programming executives assembled for a National Show panel here said costs were
getting close to the limit.
They added that at current rates, programmers without the luxury of being
able to amortize rights costs over several different networks would be at a
The Walt Disney Co. president Robert Iger said sports-rights costs won't peak
unless there is no competition. But it is getting increasingly harder for
networks, especially broadcasters, to pay high prices without being able to
spread the costs over several different properties.
Iger pointed to NBC, which dropped out of the running for National Basketball
Association programming basically because it couldn't afford it anymore. Disney,
through its ABC broadcasting and ESPN cable network, won the NBA bidding war
with a deal worth $2.4 billion over six years.
'We figured out a way to amortize the cost. We're not only buying the product
-- we're producing the product across both our services, ESPN and ABC, to sell
it effectively and market it effectively to the consumer,' Iger said. 'We also
saw it as a way to deliver more value for ESPN going forward.'
News Corp. president and chief operating officer Peter Chernin said
sports-rights fees could be hitting their peak, primarily because there are few
broadcast networks that make money with the programming.
'I think that there probably isn't a sport that is on free broadcast right
now that doesn't lose money,' Chernin said. 'I think that there are clearly
limits as to how much we can and should pass on sports-rights fees to cable
people.

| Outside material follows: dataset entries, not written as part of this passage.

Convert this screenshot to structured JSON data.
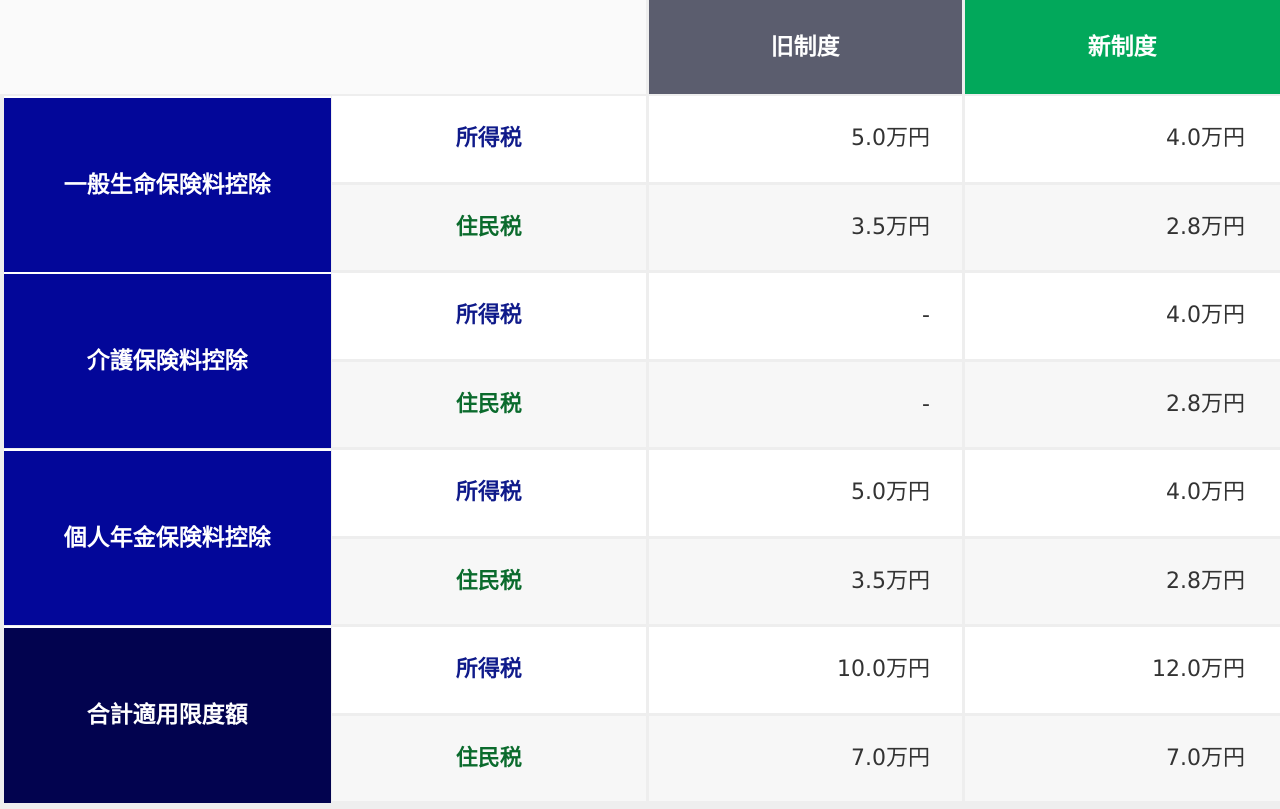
{
  "header": {
    "old_system": "旧制度",
    "new_system": "新制度"
  },
  "rows": [
    {
      "category": "一般生命保険料控除",
      "income_label": "所得税",
      "income_old": "5.0万円",
      "income_new": "4.0万円",
      "resident_label": "住民税",
      "resident_old": "3.5万円",
      "resident_new": "2.8万円"
    },
    {
      "category": "介護保険料控除",
      "income_label": "所得税",
      "income_old": "-",
      "income_new": "4.0万円",
      "resident_label": "住民税",
      "resident_old": "-",
      "resident_new": "2.8万円"
    },
    {
      "category": "個人年金保険料控除",
      "income_label": "所得税",
      "income_old": "5.0万円",
      "income_new": "4.0万円",
      "resident_label": "住民税",
      "resident_old": "3.5万円",
      "resident_new": "2.8万円"
    },
    {
      "category": "合計適用限度額",
      "income_label": "所得税",
      "income_old": "10.0万円",
      "income_new": "12.0万円",
      "resident_label": "住民税",
      "resident_old": "7.0万円",
      "resident_new": "7.0万円"
    }
  ],
  "colors": {
    "header_old": "#5b5d6e",
    "header_new": "#02a85b",
    "category_blue": "#030799",
    "category_total": "#02034f",
    "income_text": "#0f1a8a",
    "resident_text": "#0b6b2d"
  }
}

I think if you look at sports rights around the world, they are coming
Turner Broadcasting System Inc. chairman and CEO Jamie Kellner -- whose
Turner Network Television network will have an expanded NBA package as part of a
$2.2 billion renewal deal -- said whether sports fees are coming down remains to
'I think we are right at that magic moment where we are going to find out,'
Kellner said. 'We're going to see how the industry behaves.'